So it was that necessitation is outside of PA. Thank you! It seems to be assumed in modal logic (or at least a relevant modal logic) though. Which would imply that that modal logic assumes it is sound. It’s still a bit weird to me that Löb’s theorem is also true in that case.

The rule in modal logic is that we can get ⊢□p from ⊢p, not that we can get □p
from p.

True:

If PA proves p, then PA proves that PA proves p.

False:

If p, then PA proves p.

EDIT: Maybe it would clarify to say that ‘⊢p’ and ‘□p’ both mean ‘PA (or whichever theory) can prove p’, but ‘⊢’ is used when talking about PA, whereas ‘□’ is used when talking within PA.

I think you’ve got one thing wrong. The statement □p→p isn’t

consistency, it’s a version ofsoundness. Consistency says that you can’t prove a contradiction, in symbols simply ¬□⊥. Whereas soundness is the stronger property that the things you prove are actually true, in symbols ∀p:□p→p. Of course first order logic can’t quantify over sentences, so you can’t even ask the question of whether PA can prove itself sound. But what you can ask is whether PA can prove itself sound for particular statements, i.e. whether it can prove □p→p for some ps.What Löb’s theorem says is that it can only do this for a trivial class of ps, the ones that PA can prove outright. Obviously if PA can prove p then it can prove □p→p (or indeed q→p for any q). Löb’s theorem tells you that these obvious cases are the

onlyones for which you can prove PA sound.I think you’re right, the statement is intuitively soundness, but I’m still confused. I would be very grateful if you could clear it up. Is “soundness → consistency” what you mean by stronger? If we can assume necessitation, soundness and consistency are equivalent, proof below.
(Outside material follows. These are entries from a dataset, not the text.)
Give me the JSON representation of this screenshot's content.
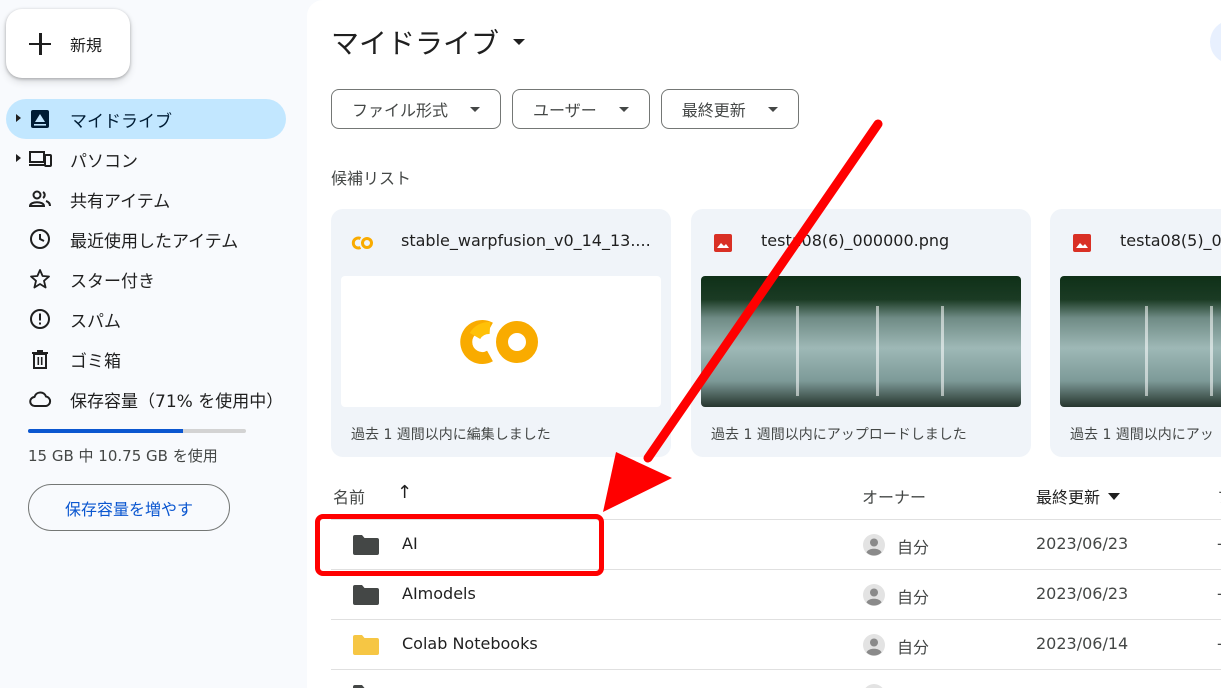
{
  "new_button": {
    "label": "新規",
    "icon": "plus-icon"
  },
  "nav": {
    "items": [
      {
        "label": "マイドライブ",
        "icon": "my-drive-icon",
        "active": true,
        "expandable": true
      },
      {
        "label": "パソコン",
        "icon": "computers-icon",
        "active": false,
        "expandable": true
      },
      {
        "label": "共有アイテム",
        "icon": "shared-people-icon",
        "active": false
      },
      {
        "label": "最近使用したアイテム",
        "icon": "clock-icon",
        "active": false
      },
      {
        "label": "スター付き",
        "icon": "star-icon",
        "active": false
      },
      {
        "label": "スパム",
        "icon": "spam-icon",
        "active": false
      },
      {
        "label": "ゴミ箱",
        "icon": "trash-icon",
        "active": false
      },
      {
        "label": "保存容量（71% を使用中）",
        "icon": "cloud-icon",
        "active": false
      }
    ]
  },
  "storage": {
    "used_fraction": 0.71,
    "text": "15 GB 中 10.75 GB を使用",
    "upgrade_label": "保存容量を増やす"
  },
  "main": {
    "title": "マイドライブ",
    "filters": [
      "ファイル形式",
      "ユーザー",
      "最終更新"
    ],
    "suggested_label": "候補リスト",
    "cards": [
      {
        "name": "stable_warpfusion_v0_14_13....",
        "icon": "colab-icon",
        "meta": "過去 1 週間以内に編集しました"
      },
      {
        "name": "testa08(6)_000000.png",
        "icon": "image-file-icon",
        "meta": "過去 1 週間以内にアップロードしました"
      },
      {
        "name": "testa08(5)_0",
        "icon": "image-file-icon",
        "meta": "過去 1 週間以内にアッ"
      }
    ],
    "columns": {
      "name": "名前",
      "owner": "オーナー",
      "modified": "最終更新",
      "edge": "フ"
    },
    "rows": [
      {
        "name": "AI",
        "folder_type": "regular",
        "owner": "自分",
        "date": "2023/06/23",
        "edge": "-"
      },
      {
        "name": "AImodels",
        "folder_type": "regular",
        "owner": "自分",
        "date": "2023/06/23",
        "edge": "-"
      },
      {
        "name": "Colab Notebooks",
        "folder_type": "colab",
        "owner": "自分",
        "date": "2023/06/14",
        "edge": "-"
      },
      {
        "name": "",
        "folder_type": "regular",
        "owner": "",
        "date": "",
        "edge": ""
      }
    ]
  },
  "colors": {
    "accent": "#0b57d0",
    "active_nav_bg": "#c2e7ff",
    "annotation": "#ff0000",
    "colab_yellow": "#f9ab00",
    "image_icon_red": "#d93025"
  }
}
Does that mean we cannot assume the necessitation proof rule, that is if ⊢p, add ⊢□p? This would be consistent with “PA cannot prove its own completeness”, the necessitation rule would imply that completeness is true.
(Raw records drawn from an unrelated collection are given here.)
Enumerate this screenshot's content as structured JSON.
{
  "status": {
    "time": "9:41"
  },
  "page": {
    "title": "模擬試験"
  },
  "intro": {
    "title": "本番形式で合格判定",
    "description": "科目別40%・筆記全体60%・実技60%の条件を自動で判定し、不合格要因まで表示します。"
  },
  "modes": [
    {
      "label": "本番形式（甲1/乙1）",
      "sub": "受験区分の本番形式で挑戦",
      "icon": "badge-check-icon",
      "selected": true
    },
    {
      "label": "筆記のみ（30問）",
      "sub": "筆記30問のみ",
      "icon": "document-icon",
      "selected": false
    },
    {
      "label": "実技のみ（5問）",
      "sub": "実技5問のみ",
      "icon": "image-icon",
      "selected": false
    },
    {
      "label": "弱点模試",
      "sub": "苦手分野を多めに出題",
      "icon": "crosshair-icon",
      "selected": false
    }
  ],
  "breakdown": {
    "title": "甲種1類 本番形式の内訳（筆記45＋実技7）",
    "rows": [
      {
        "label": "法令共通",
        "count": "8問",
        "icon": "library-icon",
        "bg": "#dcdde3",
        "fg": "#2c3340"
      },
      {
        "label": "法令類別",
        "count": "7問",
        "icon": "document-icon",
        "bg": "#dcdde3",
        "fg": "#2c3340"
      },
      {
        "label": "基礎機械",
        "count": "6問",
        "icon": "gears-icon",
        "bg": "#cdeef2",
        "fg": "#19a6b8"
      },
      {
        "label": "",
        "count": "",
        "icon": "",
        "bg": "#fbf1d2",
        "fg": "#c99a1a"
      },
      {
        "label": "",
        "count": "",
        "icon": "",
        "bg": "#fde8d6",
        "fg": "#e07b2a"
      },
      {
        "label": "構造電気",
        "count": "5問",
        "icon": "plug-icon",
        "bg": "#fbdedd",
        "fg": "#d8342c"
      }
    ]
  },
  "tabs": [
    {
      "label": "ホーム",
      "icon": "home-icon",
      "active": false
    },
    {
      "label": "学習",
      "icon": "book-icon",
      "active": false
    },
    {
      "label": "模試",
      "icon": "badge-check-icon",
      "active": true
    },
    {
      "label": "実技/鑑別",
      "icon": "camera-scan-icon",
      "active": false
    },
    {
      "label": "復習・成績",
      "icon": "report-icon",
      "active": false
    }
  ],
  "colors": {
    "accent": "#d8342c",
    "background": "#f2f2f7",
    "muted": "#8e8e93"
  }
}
First, we prove that consistency implies soundness by modus tollens. Suppose no soundness: ¬(□p→p); then □p∧¬p. From ¬p, by necessitation □¬p, and so overall □(p∧¬p), that is □⊥. We have proven ¬(□p→p)→□⊥, by modus tollens ¬□⊥→(□p→p).

Second, we can prove that soundness implies consistency without necessitation, by modus tollens and contradiction. Suppose □⊥. Further supposing □p→p clearly proves ⊥, so we reject the assumption, thus ¬(□p→p). Thus we prove □⊥→¬(□p→p), by modus tollens (□p→p)→¬□⊥.

Where did I go wrong? Is it the necessitation deduction rule? Is it that the necessitation deduction rule is valid, but cannot be used

withina statement of PA?From our vantage point of ZFC, we can see that PA is in fact consistent. But we know that PA can’t prove its own consistency or inconsistency. So the classic example of a system which is consistent but unsound is PA + ¬Con(PA). This system is consistent since deriving a contradiction in it would amount to a proof by contradiction of consistency in PA, which we know is impossible. But it’s unsound since it falsely believes that PA is not consistent.

Your proof of ‘consistency → soundness’ goes wrong in the following way:

This is correct. But to be more clear, a theory being unsound would mean that there was some p for which the sentence ‘□p∧¬p’ was

true, not that there was some p for which the sentence ‘□p∧¬p’ wasprovable in that theory. So then in the next linewe can’t apply necessitation, because we don’t know that our theory proves ¬p, only that p is false.

So it was that necessitation is outside of PA. Thank you! It seems to be assumed in modal logic (or at least a relevant modal logic) though. Which would imply that that modal logic assumes it is sound. It’s still a bit weird to me that Löb’s theorem is also true in that case.

The rule in modal logic is that we can get ⊢□p from ⊢p, not that we can get □p from p.

True:

False:

EDIT: Maybe it would clarify to say that ‘⊢p’ and ‘□p’ both mean ‘PA (or whichever theory) can prove p’, but ‘⊢’ is used when talking

aboutPA, whereas ‘□’ is used when talkingwithinPA.